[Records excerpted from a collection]
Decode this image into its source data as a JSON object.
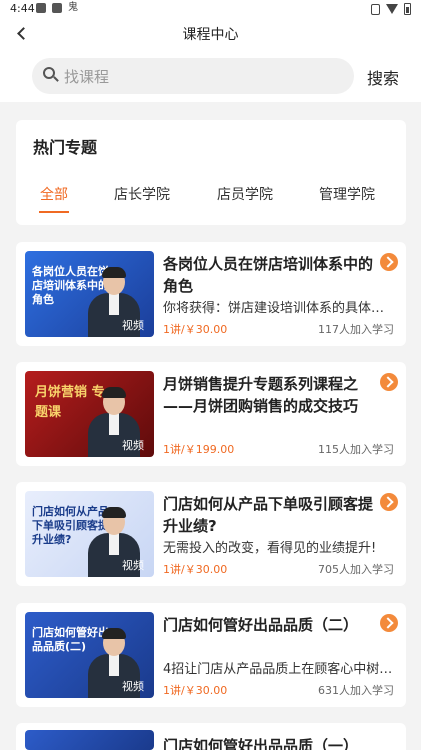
{
  "status_bar": {
    "time": "4:44",
    "icons_left": [
      "notification-icon",
      "a-icon",
      "鬼"
    ],
    "icons_right": [
      "vibrate-icon",
      "wifi-icon",
      "battery-icon"
    ]
  },
  "nav": {
    "title": "课程中心"
  },
  "search": {
    "placeholder": "找课程",
    "button": "搜索"
  },
  "topics": {
    "title": "热门专题",
    "tabs": [
      "全部",
      "店长学院",
      "店员学院",
      "管理学院"
    ],
    "active_tab": 0
  },
  "colors": {
    "accent": "#f06a23",
    "arrow": "#f38a3b"
  },
  "courses": [
    {
      "thumb_text": "各岗位人员在饼店培训体系中的角色",
      "badge": "视频",
      "title": "各岗位人员在饼店培训体系中的角色",
      "subtitle": "你将获得：饼店建设培训体系的具体…",
      "price": "1讲/￥30.00",
      "learners": "117人加入学习"
    },
    {
      "thumb_text": "月饼营销 专题课",
      "badge": "视频",
      "title": "月饼销售提升专题系列课程之——月饼团购销售的成交技巧",
      "subtitle": "",
      "price": "1讲/￥199.00",
      "learners": "115人加入学习"
    },
    {
      "thumb_text": "门店如何从产品下单吸引顾客提升业绩?",
      "badge": "视频",
      "title": "门店如何从产品下单吸引顾客提升业绩?",
      "subtitle": "无需投入的改变，看得见的业绩提升!",
      "price": "1讲/￥30.00",
      "learners": "705人加入学习"
    },
    {
      "thumb_text": "门店如何管好出品品质(二)",
      "badge": "视频",
      "title": "门店如何管好出品品质（二）",
      "subtitle": "4招让门店从产品品质上在顾客心中树…",
      "price": "1讲/￥30.00",
      "learners": "631人加入学习"
    },
    {
      "thumb_text": "",
      "badge": "",
      "title": "门店如何管好出品品质（一）",
      "subtitle": "",
      "price": "",
      "learners": ""
    }
  ]
}
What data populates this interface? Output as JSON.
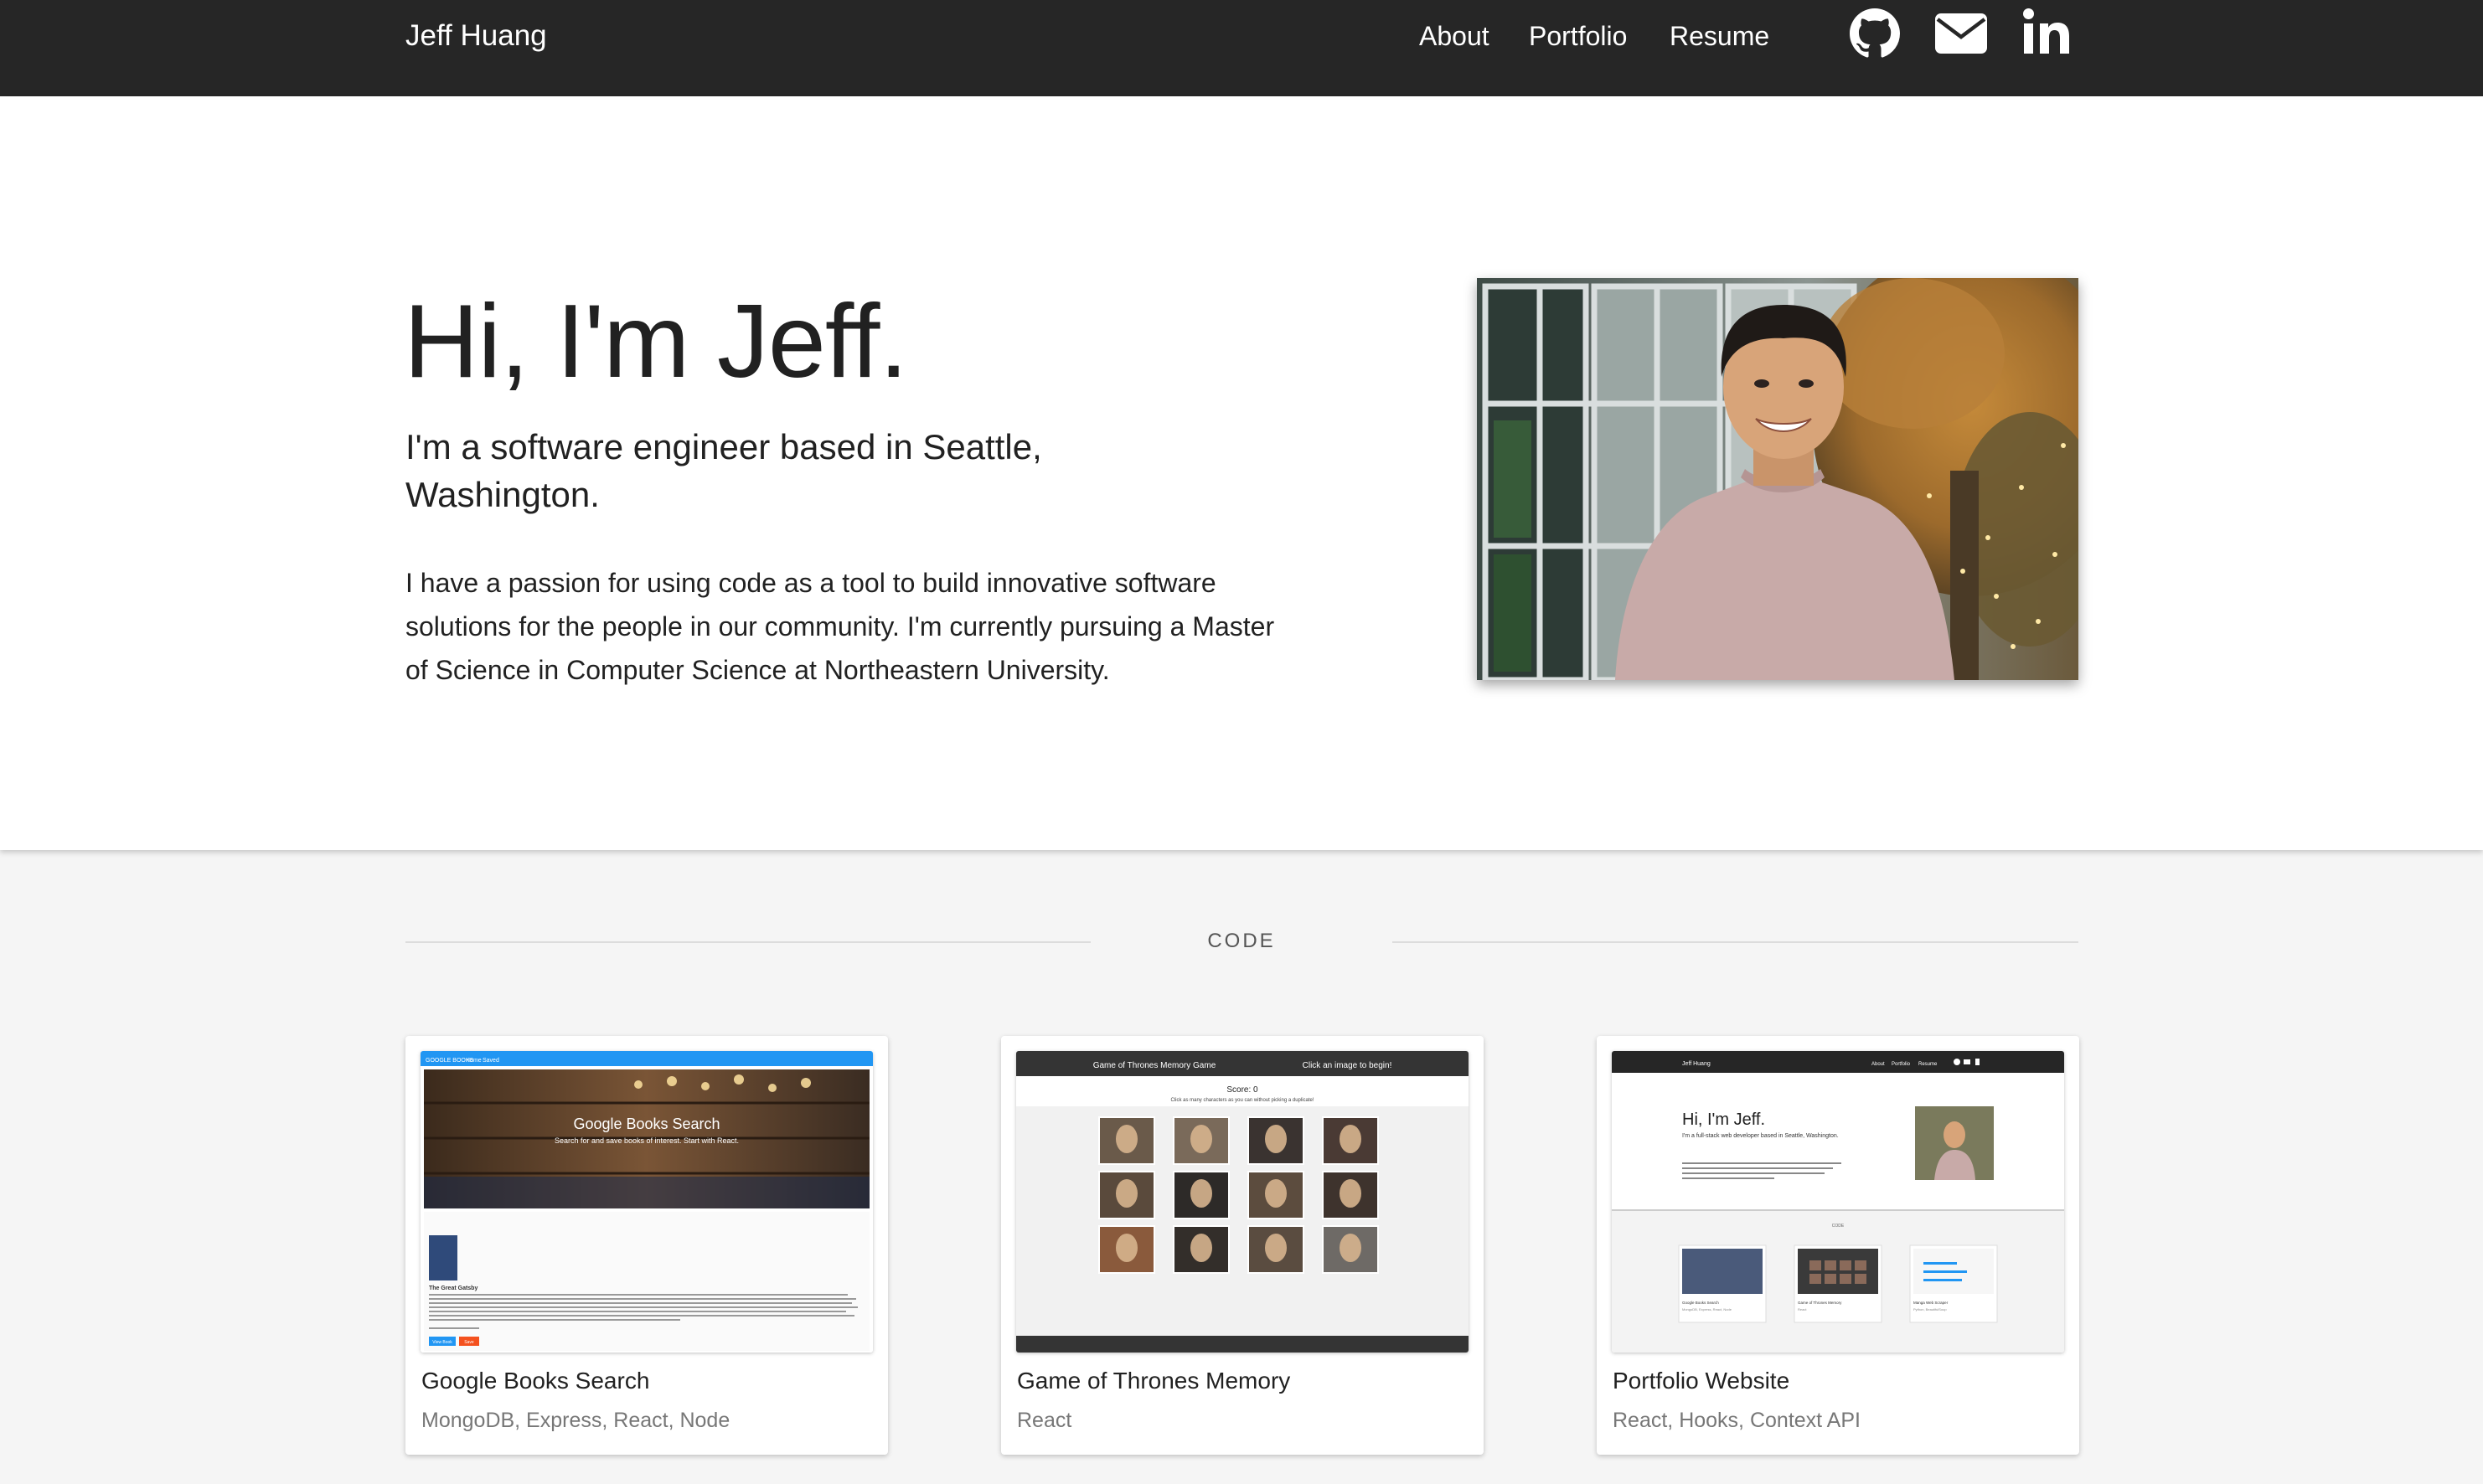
{
  "navbar": {
    "brand": "Jeff Huang",
    "links": [
      "About",
      "Portfolio",
      "Resume"
    ],
    "icons": [
      "github-icon",
      "envelope-icon",
      "linkedin-icon"
    ],
    "background": "#262626"
  },
  "hero": {
    "title": "Hi, I'm Jeff.",
    "subtitle": "I'm a software engineer based in Seattle, Washington.",
    "bio": "I have a passion for using code as a tool to build innovative software solutions for the people in our community. I'm currently pursuing a Master of Science in Computer Science at Northeastern University."
  },
  "section": {
    "label": "CODE"
  },
  "projects": [
    {
      "title": "Google Books Search",
      "tech": "MongoDB, Express, React, Node",
      "shot": {
        "nav_brand": "GOOGLE BOOKS",
        "nav_links": [
          "Home",
          "Saved"
        ],
        "banner_title": "Google Books Search",
        "banner_sub": "Search for and save books of interest. Start with React.",
        "book_title": "The Great Gatsby",
        "button_view": "View Book",
        "button_save": "Save"
      }
    },
    {
      "title": "Game of Thrones Memory",
      "tech": "React",
      "shot": {
        "header_left": "Game of Thrones Memory Game",
        "header_right": "Click an image to begin!",
        "score": "Score: 0",
        "instructions": "Click as many characters as you can without picking a duplicate!"
      }
    },
    {
      "title": "Portfolio Website",
      "tech": "React, Hooks, Context API",
      "shot": {
        "nav_brand": "Jeff Huang",
        "nav_links": [
          "About",
          "Portfolio",
          "Resume"
        ],
        "hero_title": "Hi, I'm Jeff.",
        "hero_sub": "I'm a full-stack web developer based in Seattle, Washington.",
        "section": "CODE",
        "cards": [
          "Google Books Search",
          "Game of Thrones Memory",
          "Manga Web Scraper"
        ],
        "card_techs": [
          "MongoDB, Express, React, Node",
          "React",
          "Python, BeautifulSoup"
        ]
      }
    }
  ]
}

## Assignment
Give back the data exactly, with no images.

## Solution for this exercise
Decode this image into its source data as a JSON object.
{
  "status_bar": {
    "time": "4:44",
    "icons_left": [
      "notification-icon",
      "a-icon",
      "鬼"
    ],
    "icons_right": [
      "vibrate-icon",
      "wifi-icon",
      "battery-icon"
    ]
  },
  "nav": {
    "title": "课程中心"
  },
  "search": {
    "placeholder": "找课程",
    "button": "搜索"
  },
  "topics": {
    "title": "热门专题",
    "tabs": [
      "全部",
      "店长学院",
      "店员学院",
      "管理学院"
    ],
    "active_tab": 0
  },
  "colors": {
    "accent": "#f06a23",
    "arrow": "#f38a3b"
  },
  "courses": [
    {
      "thumb_text": "各岗位人员在饼店培训体系中的角色",
      "badge": "视频",
      "title": "各岗位人员在饼店培训体系中的角色",
      "subtitle": "你将获得：饼店建设培训体系的具体…",
      "price": "1讲/￥30.00",
      "learners": "117人加入学习"
    },
    {
      "thumb_text": "月饼营销 专题课",
      "badge": "视频",
      "title": "月饼销售提升专题系列课程之——月饼团购销售的成交技巧",
      "subtitle": "",
      "price": "1讲/￥199.00",
      "learners": "115人加入学习"
    },
    {
      "thumb_text": "门店如何从产品下单吸引顾客提升业绩?",
      "badge": "视频",
      "title": "门店如何从产品下单吸引顾客提升业绩?",
      "subtitle": "无需投入的改变，看得见的业绩提升!",
      "price": "1讲/￥30.00",
      "learners": "705人加入学习"
    },
    {
      "thumb_text": "门店如何管好出品品质(二)",
      "badge": "视频",
      "title": "门店如何管好出品品质（二）",
      "subtitle": "4招让门店从产品品质上在顾客心中树…",
      "price": "1讲/￥30.00",
      "learners": "631人加入学习"
    },
    {
      "thumb_text": "",
      "badge": "",
      "title": "门店如何管好出品品质（一）",
      "subtitle": "",
      "price": "",
      "learners": ""
    }
  ]
}
What data populates this interface? Output as JSON.
{
  "navbar": {
    "brand": "Jeff Huang",
    "links": [
      "About",
      "Portfolio",
      "Resume"
    ],
    "icons": [
      "github-icon",
      "envelope-icon",
      "linkedin-icon"
    ],
    "background": "#262626"
  },
  "hero": {
    "title": "Hi, I'm Jeff.",
    "subtitle": "I'm a software engineer based in Seattle, Washington.",
    "bio": "I have a passion for using code as a tool to build innovative software solutions for the people in our community. I'm currently pursuing a Master of Science in Computer Science at Northeastern University."
  },
  "section": {
    "label": "CODE"
  },
  "projects": [
    {
      "title": "Google Books Search",
      "tech": "MongoDB, Express, React, Node",
      "shot": {
        "nav_brand": "GOOGLE BOOKS",
        "nav_links": [
          "Home",
          "Saved"
        ],
        "banner_title": "Google Books Search",
        "banner_sub": "Search for and save books of interest. Start with React.",
        "book_title": "The Great Gatsby",
        "button_view": "View Book",
        "button_save": "Save"
      }
    },
    {
      "title": "Game of Thrones Memory",
      "tech": "React",
      "shot": {
        "header_left": "Game of Thrones Memory Game",
        "header_right": "Click an image to begin!",
        "score": "Score: 0",
        "instructions": "Click as many characters as you can without picking a duplicate!"
      }
    },
    {
      "title": "Portfolio Website",
      "tech": "React, Hooks, Context API",
      "shot": {
        "nav_brand": "Jeff Huang",
        "nav_links": [
          "About",
          "Portfolio",
          "Resume"
        ],
        "hero_title": "Hi, I'm Jeff.",
        "hero_sub": "I'm a full-stack web developer based in Seattle, Washington.",
        "section": "CODE",
        "cards": [
          "Google Books Search",
          "Game of Thrones Memory",
          "Manga Web Scraper"
        ],
        "card_techs": [
          "MongoDB, Express, React, Node",
          "React",
          "Python, BeautifulSoup"
        ]
      }
    }
  ]
}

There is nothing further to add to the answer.